Program II Bios

Program II: Peacebuilding and Anti-militarism

LAURA SLATTERY: Laura Slattery grew up in a Catholic family as the 5th of 6 children, with a single Mom. Laura was a tomboy, wanting to play sports. West Point recruited her to play basketball, and with money tight, she took the West Point offer of a full scholarship. Laura found blunt discrimination against women at West Point, sometimes very heavy discrimination. But she managed to earn the rank of Lieutenant, and got out of the military. She returned to her Catholic roots, going to work and live in a village in El Salvador. There she found out how deeply the US was involved in El Salvador’s civil war there. Laura joined with activists to close the now-infamous School of the Americas (Western Hemisphere Institute for Security and Cooperation) in Fort Benning Georgia, which has taught torture and brutality in Latin America for decades. She continued her anti-war work, joining the Catholic Pace e Bene, serving as coordinator of its “From Violence to Wholeness” program, and also heading up their GLBTQ Project.
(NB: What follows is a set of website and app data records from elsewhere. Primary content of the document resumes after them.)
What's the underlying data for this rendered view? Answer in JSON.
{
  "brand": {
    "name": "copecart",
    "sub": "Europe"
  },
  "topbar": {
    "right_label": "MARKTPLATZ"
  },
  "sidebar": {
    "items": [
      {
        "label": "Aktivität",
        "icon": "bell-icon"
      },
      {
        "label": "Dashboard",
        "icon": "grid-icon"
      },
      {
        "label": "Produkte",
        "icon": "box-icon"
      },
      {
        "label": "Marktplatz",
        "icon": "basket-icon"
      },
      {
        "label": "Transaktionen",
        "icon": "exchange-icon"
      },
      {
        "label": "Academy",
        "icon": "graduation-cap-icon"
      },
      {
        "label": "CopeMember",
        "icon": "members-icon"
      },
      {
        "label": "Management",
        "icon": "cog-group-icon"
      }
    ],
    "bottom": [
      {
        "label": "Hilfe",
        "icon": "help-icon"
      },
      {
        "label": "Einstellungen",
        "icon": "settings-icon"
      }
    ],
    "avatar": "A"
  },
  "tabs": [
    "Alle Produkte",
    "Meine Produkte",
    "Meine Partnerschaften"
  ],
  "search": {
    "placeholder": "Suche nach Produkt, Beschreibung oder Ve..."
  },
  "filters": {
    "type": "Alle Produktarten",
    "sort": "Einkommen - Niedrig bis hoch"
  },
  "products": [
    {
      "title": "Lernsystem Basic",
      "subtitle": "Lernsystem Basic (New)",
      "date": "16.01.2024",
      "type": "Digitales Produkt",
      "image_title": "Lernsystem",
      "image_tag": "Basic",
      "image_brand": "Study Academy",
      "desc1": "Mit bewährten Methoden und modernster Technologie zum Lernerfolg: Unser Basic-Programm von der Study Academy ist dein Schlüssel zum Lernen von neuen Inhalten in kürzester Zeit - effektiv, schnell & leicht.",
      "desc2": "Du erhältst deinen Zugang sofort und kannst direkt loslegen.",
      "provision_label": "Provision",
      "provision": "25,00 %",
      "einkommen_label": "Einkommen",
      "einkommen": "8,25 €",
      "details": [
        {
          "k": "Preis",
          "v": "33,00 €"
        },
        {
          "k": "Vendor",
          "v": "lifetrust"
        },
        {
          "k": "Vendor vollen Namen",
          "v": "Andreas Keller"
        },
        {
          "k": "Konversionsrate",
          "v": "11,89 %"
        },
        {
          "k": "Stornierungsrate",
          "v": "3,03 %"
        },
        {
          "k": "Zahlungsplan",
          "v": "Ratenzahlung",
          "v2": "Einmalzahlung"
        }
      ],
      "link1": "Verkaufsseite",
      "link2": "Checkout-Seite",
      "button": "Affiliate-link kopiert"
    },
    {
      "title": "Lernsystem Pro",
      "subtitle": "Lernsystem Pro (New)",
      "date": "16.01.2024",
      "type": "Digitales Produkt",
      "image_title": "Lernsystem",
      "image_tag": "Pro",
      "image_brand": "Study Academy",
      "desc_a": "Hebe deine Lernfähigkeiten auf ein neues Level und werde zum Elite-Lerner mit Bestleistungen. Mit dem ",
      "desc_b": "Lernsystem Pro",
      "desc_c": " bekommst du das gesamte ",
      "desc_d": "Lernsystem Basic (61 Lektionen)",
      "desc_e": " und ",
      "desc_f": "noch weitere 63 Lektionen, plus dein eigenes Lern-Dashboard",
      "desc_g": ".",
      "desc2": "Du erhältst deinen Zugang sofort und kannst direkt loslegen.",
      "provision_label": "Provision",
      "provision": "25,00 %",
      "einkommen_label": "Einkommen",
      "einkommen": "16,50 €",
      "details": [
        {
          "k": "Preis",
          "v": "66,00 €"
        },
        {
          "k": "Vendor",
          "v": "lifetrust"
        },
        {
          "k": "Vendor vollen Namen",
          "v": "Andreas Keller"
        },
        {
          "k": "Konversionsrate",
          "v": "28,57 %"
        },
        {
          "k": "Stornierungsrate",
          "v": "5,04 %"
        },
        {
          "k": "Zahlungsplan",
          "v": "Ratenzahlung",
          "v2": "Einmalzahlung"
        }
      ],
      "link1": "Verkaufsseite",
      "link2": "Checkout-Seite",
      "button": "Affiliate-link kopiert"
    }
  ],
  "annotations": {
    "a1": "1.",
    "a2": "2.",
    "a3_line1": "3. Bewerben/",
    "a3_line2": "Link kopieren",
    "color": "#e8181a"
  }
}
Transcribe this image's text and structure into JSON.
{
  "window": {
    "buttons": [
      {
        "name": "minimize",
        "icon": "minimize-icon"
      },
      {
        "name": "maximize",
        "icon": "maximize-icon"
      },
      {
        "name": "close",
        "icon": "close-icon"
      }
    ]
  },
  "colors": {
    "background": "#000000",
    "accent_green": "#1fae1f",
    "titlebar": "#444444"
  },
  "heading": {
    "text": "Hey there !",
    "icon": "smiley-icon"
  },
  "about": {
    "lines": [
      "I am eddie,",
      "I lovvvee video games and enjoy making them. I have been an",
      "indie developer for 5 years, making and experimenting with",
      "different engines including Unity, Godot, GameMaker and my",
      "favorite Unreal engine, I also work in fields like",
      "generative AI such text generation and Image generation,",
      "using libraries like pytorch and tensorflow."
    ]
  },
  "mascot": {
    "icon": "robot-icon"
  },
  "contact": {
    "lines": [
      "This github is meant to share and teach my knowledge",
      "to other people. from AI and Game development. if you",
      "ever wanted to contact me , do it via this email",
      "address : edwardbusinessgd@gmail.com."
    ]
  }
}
She then received her Master’s degree in Theology from the Graduate Theological Union.

AMNEH BADRAN: Amneh grew up in the Occupied Palestinian Territories, under the often crushing oppression of Israeli rule. Amneh knew Israelis as soldiers, police, tax collectors, officials of ministries, but never as fellow residents of the same land. In spite of this, she chose to work for peace in the region. She focused on the issue of peacemaking through the lens of feminist activism. She joined the Jerusalem Center for Women, a coalition of Palestinian women who represent all sectors of Palestinian society, and who opted in the 1990’s to take a political stand in support of the Oslo Peace Accords. Amneh served as the group’s Executive Director, initiating a program of cooperation with Israeli women activists in groups like Bat Shalom and Ishah L’Ishah. In 2002 her organization and Bat Shalom joined forces to go to the United Nations and propose an International Women’s Commission to include Palestinian, Israeli and international women at the negotiating table. They also urged the UN to intervene and protect civilians on both sides of the conflict.

PAULA GREEN: Dr. Paula Green grew up as a “red diaper baby”, the child of leftist political activists in a very tumultuous era in the United States. Early on she was drawn to the role of peacemaker. To advance her interest in that she studied psychology and education, and began to work nationally and internationally in the field of conflict transformation. She also became a practicing Buddhist. Paula created and heads the Karuna Center for Peacebuilding. She has been invited to train and facilitate in conflict transformation in Rwanda, Bosnia, Sri Lanka, the Middle East, and many other places worldwide. She has been teaching at the School for International Training, and at Brandeis University. She has co-edited the textbook Psychology and Social Responsibility: Facing Global Challenges. And she received an Unsung Heroes award from the Dalai Lama in 2009.

HYUN BACK CHUNG: In her Women Rising Radio profile, Hyun tells the story of her encounter with the South Korean version of the CIA, with 7 hulking agents appearing at her front door one midnight. Why did the Korean CIA want to talk to Hyun Back Chung? She is one of the foremost feminist authors in South Korea, and has been editor of its first feminist magazine, Women in Society. Her pioneering work on behalf of women has brought her many challenges from the Korean government. Hyun Back Chung joined a movement to fight for the rights of Korean women subjected to brutal prostitution by the Korean military and by the US military, which holds bases in South Korea. Hyun Back Chung spearheaded the Korean Women’s Association United’s campaign to come to the United States to lobby the US government to work for a peace settlement between North and South Korea.